** Assignment **
Search the records for the string "true" and copy every line in which it appears.
--
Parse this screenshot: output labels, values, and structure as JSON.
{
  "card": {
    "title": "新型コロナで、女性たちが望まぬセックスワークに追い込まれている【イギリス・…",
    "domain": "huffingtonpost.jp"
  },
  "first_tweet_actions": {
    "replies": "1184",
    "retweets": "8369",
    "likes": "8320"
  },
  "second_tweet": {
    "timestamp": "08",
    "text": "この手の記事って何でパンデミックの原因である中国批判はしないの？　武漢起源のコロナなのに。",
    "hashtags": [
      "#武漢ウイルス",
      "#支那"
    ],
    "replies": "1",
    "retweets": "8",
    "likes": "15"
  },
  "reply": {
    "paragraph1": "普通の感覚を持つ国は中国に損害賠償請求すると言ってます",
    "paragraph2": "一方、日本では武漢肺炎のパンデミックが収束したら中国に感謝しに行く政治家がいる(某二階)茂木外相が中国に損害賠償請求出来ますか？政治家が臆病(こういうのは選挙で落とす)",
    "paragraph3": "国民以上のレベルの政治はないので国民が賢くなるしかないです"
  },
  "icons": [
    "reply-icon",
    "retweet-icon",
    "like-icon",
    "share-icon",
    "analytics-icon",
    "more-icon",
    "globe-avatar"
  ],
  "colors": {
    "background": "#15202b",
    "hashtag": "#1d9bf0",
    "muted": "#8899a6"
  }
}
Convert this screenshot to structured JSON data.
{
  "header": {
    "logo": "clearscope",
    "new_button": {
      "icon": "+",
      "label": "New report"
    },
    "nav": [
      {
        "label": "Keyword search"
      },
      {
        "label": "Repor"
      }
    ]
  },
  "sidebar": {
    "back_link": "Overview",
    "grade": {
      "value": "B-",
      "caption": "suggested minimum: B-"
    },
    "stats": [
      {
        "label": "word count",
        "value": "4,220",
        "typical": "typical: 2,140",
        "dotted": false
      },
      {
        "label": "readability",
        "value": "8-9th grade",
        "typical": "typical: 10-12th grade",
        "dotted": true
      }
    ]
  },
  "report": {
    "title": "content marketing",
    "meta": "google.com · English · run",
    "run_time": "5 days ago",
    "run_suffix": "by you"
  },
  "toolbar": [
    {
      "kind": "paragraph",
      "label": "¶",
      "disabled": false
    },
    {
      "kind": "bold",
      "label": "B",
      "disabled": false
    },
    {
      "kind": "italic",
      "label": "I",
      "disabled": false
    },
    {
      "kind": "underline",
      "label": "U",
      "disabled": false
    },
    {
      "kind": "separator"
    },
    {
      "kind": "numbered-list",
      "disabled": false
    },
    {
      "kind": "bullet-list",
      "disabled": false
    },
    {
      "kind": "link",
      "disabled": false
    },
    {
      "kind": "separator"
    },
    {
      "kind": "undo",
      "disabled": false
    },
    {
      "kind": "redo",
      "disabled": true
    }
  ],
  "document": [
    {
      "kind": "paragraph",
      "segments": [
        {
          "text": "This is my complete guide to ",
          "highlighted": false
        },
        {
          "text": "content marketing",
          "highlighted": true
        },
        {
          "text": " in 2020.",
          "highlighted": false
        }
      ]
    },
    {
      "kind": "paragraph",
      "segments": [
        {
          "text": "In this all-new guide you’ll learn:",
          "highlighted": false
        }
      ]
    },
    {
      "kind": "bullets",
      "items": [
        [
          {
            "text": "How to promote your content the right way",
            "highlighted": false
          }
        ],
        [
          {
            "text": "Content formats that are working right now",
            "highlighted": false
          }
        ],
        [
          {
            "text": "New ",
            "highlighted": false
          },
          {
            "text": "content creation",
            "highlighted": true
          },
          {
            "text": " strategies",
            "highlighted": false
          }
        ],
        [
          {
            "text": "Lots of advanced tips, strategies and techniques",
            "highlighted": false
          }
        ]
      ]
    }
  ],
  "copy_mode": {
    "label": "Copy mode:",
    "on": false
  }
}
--
** Response to this task **
        "dotted": true
      "disabled": true
          "highlighted": true
            "highlighted": true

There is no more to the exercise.